Matching “09/30/2014″ 30 Sept 2014” is one thing. but what if the dates are approximate and you’d consider Sept 30 and Oct 2 a match because they’re close.
from fuzzyparsers import parse_date
date1 = "September 30, 1985"
date2 = "10/02/1985"
transformed_date1 = parse_date(date1)
transformed_date2 = parse_date(date2)
timediff = transformed_date2-transformed_date1
So parse_date from fuzzyparses cleans up your dates and the datetime.timedelta datatype allows setting a threshold for what you consider a match.
Several years ago, I was working as a Professional Geologist, sitting by drill rigs, logging borehole cuttings, preparing paper logs, and arguing with the drillers about ROP and TCR… these days I don’t leave my desk, I’m logging automated data loads, manage digital well logs and wrestle with RDP access or TCP packets.

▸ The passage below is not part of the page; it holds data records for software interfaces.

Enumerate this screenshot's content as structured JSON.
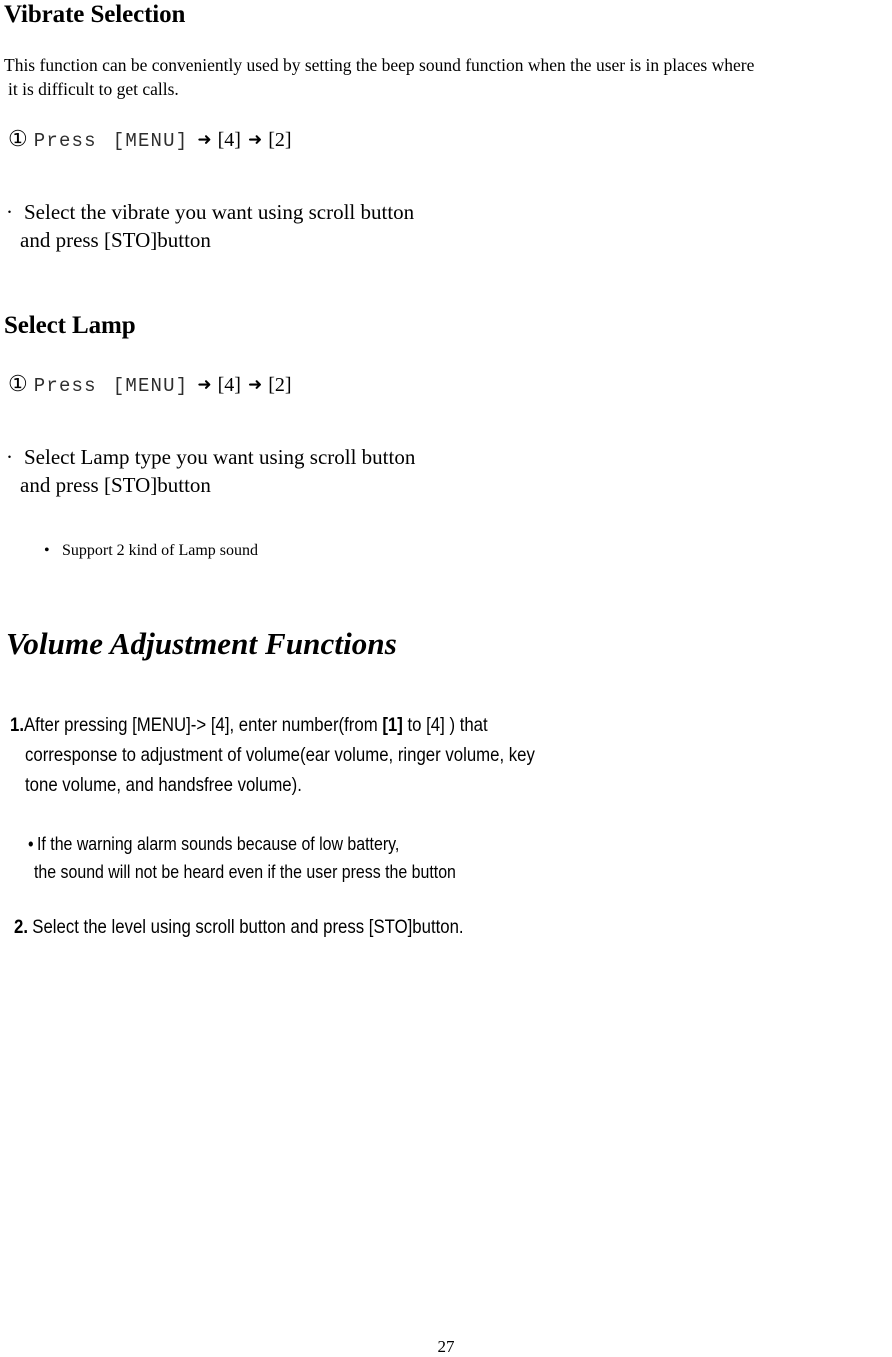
{
  "document": {
    "page_number": "27"
  },
  "sections": {
    "vibrate": {
      "heading": "Vibrate Selection",
      "intro_line1": "This function can be conveniently used by setting the beep sound function when the user is in places where",
      "intro_line2": "it is difficult to get calls.",
      "step": {
        "circled_number": "①",
        "press_label": "Press",
        "key_menu": "[MENU]",
        "arrow": "➜",
        "key_4": "[4]",
        "key_2": "[2]"
      },
      "bullet": {
        "marker": "·",
        "line1": "Select the vibrate you want using scroll button",
        "line2": "and press [STO]button"
      }
    },
    "lamp": {
      "heading": "Select Lamp",
      "step": {
        "circled_number": "①",
        "press_label": "Press",
        "key_menu": "[MENU]",
        "arrow": "➜",
        "key_4": "[4]",
        "key_2": "[2]"
      },
      "bullet": {
        "marker": "·",
        "line1": "Select Lamp type you want using scroll button",
        "line2": "and press [STO]button"
      },
      "note": {
        "marker": "•",
        "text": "Support 2 kind of Lamp sound"
      }
    },
    "volume": {
      "heading": "Volume Adjustment Functions",
      "item1": {
        "number": "1.",
        "line1_a": "After pressing [MENU]-> [4], enter number(from ",
        "line1_bold": "[1]",
        "line1_b": " to [4] ) that",
        "line2": "corresponse to adjustment of volume(ear volume, ringer volume, key",
        "line3": "tone volume, and handsfree volume)."
      },
      "note": {
        "marker": "•",
        "line1": "If the warning alarm sounds because of low battery,",
        "line2": "the sound will not be heard even if the user press the button"
      },
      "item2": {
        "number": "2.",
        "text": "Select the level using scroll button and press [STO]button."
      }
    }
  }
}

Yet, I’m still in the geosciences. It’s been an interesting journey.
Initially, I used this blog to log my baby steps of becoming tech savvy. After making the official transition from a technological geologist to IT professional, there must have been to much to learn to find the time and blog about it. That’s when my editorial output waned. So, I’m making another attempt at reviving my page. I have no particular audience in mind. Instead I like to think of it as merely a collection of useful tips and tricks for geo-technologists like myself who never went through any rigorous IT schooling but have learned to leverage technology to solve problems.
By now, I have 6 years of Python coding under my belt. I have moved from GIS to supporting a range of geoscience applications in the petroleum industry. I spent 3 years working with SQL Server and have spent the last year learning about Oracle. I once dabbled in Linux but will soon have to brush up on that. Also, after successfully completing a 4-course Python certificate, I’m now working towards completing one for C#/.NET.
Along the way, I’ve collected my share of notes and made my share of rookie mistakes. That’s not to say I don’t still feel like a rookie at least once every day. But I have gotten better about finding solutions quickly, asking the right questions, and knowing when it’s time to call in the Marines. So welcome to my blog, and leave me a message if you found something useful.
If you’re like me and you’re tired of being a SQL hack, producing SQL code that is the product of trial-and-error mixed in with google search results, then you might like to spend $100 on these four (4) volumes. I ordered the whole package on amazon and have it decorating my office shelf. Just about to finish the first book, and while little in it was new, it’s been a good refresher. The tone is light. The chapters are bite size in length. Yet the table of contents shows this series is quite comprehensive. So if you’re just getting started with SQL or feel like it’s time to get that first SQL book you’ve been avoiding, give these a chance.
Finally – to round off my triple of blog posts here (I’m getting caught up) – I have looked into consuming web services in Python with suds (https://fedorahosted.org/suds/). It looks straight forward. At this point, the only limitation is my knowledge of web services. Something as simple as:
from suds.client import Client
url = 'http://www.webservicex.net/usaddressverification.asmx?WSDL'
client = Client(url)
gets you a description of the service and its methods for this zip code verification service. This just happens to be a free service I could use for testing. One fine day, I hope to figure out how to use this for downloading data from a vendor who provides a wsdl web service portal. In fact, FME may offer a web services reader, too, and I need to take a look at that as well.